Element data from apps and pages
<<<<

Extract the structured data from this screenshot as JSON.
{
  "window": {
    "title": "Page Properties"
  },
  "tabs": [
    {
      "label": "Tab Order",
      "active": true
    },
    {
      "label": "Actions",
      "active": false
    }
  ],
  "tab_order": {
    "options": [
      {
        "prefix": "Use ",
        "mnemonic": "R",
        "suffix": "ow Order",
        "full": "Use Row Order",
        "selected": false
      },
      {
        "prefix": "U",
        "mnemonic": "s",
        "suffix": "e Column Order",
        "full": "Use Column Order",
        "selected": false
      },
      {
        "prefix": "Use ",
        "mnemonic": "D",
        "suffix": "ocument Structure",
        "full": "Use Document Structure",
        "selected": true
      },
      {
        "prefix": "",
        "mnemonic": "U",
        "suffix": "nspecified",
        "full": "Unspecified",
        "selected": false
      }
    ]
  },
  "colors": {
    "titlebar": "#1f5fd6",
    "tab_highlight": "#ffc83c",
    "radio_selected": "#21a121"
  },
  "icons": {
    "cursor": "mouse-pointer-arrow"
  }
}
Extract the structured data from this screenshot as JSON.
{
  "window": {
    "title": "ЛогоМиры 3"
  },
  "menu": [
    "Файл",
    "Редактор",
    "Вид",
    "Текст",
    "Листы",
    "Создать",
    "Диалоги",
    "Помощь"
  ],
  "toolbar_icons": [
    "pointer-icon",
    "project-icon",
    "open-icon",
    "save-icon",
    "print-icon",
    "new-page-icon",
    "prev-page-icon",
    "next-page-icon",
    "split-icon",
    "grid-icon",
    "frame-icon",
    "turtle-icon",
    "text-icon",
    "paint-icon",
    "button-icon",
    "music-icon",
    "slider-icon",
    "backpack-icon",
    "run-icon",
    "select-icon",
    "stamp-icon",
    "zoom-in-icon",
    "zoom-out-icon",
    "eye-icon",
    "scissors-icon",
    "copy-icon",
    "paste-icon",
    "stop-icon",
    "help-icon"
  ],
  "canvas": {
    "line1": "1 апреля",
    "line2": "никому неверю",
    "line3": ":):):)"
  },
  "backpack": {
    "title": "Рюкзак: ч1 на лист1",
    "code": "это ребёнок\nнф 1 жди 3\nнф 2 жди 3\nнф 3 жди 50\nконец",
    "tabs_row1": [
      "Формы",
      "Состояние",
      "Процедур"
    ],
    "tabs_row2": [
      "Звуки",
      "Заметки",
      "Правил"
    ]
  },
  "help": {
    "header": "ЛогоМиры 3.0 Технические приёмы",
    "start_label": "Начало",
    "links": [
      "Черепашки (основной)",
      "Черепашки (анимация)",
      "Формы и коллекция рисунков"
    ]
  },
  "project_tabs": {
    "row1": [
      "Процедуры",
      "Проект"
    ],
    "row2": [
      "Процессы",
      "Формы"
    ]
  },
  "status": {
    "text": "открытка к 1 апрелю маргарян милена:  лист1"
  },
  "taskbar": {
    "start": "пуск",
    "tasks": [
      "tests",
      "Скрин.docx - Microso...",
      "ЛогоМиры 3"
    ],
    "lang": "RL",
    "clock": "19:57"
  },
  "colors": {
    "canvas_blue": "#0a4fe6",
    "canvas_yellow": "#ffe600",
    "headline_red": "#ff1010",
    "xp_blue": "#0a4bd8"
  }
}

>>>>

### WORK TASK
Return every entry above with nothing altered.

### RESPONSE FOR THIS EXERCISE
Extract the structured data from this screenshot as JSON.
{
  "window": {
    "title": "Page Properties"
  },
  "tabs": [
    {
      "label": "Tab Order",
      "active": true
    },
    {
      "label": "Actions",
      "active": false
    }
  ],
  "tab_order": {
    "options": [
      {
        "prefix": "Use ",
        "mnemonic": "R",
        "suffix": "ow Order",
        "full": "Use Row Order",
        "selected": false
      },
      {
        "prefix": "U",
        "mnemonic": "s",
        "suffix": "e Column Order",
        "full": "Use Column Order",
        "selected": false
      },
      {
        "prefix": "Use ",
        "mnemonic": "D",
        "suffix": "ocument Structure",
        "full": "Use Document Structure",
        "selected": true
      },
      {
        "prefix": "",
        "mnemonic": "U",
        "suffix": "nspecified",
        "full": "Unspecified",
        "selected": false
      }
    ]
  },
  "colors": {
    "titlebar": "#1f5fd6",
    "tab_highlight": "#ffc83c",
    "radio_selected": "#21a121"
  },
  "icons": {
    "cursor": "mouse-pointer-arrow"
  }
}
Extract the structured data from this screenshot as JSON.
{
  "window": {
    "title": "ЛогоМиры 3"
  },
  "menu": [
    "Файл",
    "Редактор",
    "Вид",
    "Текст",
    "Листы",
    "Создать",
    "Диалоги",
    "Помощь"
  ],
  "toolbar_icons": [
    "pointer-icon",
    "project-icon",
    "open-icon",
    "save-icon",
    "print-icon",
    "new-page-icon",
    "prev-page-icon",
    "next-page-icon",
    "split-icon",
    "grid-icon",
    "frame-icon",
    "turtle-icon",
    "text-icon",
    "paint-icon",
    "button-icon",
    "music-icon",
    "slider-icon",
    "backpack-icon",
    "run-icon",
    "select-icon",
    "stamp-icon",
    "zoom-in-icon",
    "zoom-out-icon",
    "eye-icon",
    "scissors-icon",
    "copy-icon",
    "paste-icon",
    "stop-icon",
    "help-icon"
  ],
  "canvas": {
    "line1": "1 апреля",
    "line2": "никому неверю",
    "line3": ":):):)"
  },
  "backpack": {
    "title": "Рюкзак: ч1 на лист1",
    "code": "это ребёнок\nнф 1 жди 3\nнф 2 жди 3\nнф 3 жди 50\nконец",
    "tabs_row1": [
      "Формы",
      "Состояние",
      "Процедур"
    ],
    "tabs_row2": [
      "Звуки",
      "Заметки",
      "Правил"
    ]
  },
  "help": {
    "header": "ЛогоМиры 3.0 Технические приёмы",
    "start_label": "Начало",
    "links": [
      "Черепашки (основной)",
      "Черепашки (анимация)",
      "Формы и коллекция рисунков"
    ]
  },
  "project_tabs": {
    "row1": [
      "Процедуры",
      "Проект"
    ],
    "row2": [
      "Процессы",
      "Формы"
    ]
  },
  "status": {
    "text": "открытка к 1 апрелю маргарян милена:  лист1"
  },
  "taskbar": {
    "start": "пуск",
    "tasks": [
      "tests",
      "Скрин.docx - Microso...",
      "ЛогоМиры 3"
    ],
    "lang": "RL",
    "clock": "19:57"
  },
  "colors": {
    "canvas_blue": "#0a4fe6",
    "canvas_yellow": "#ffe600",
    "headline_red": "#ff1010",
    "xp_blue": "#0a4bd8"
  }
}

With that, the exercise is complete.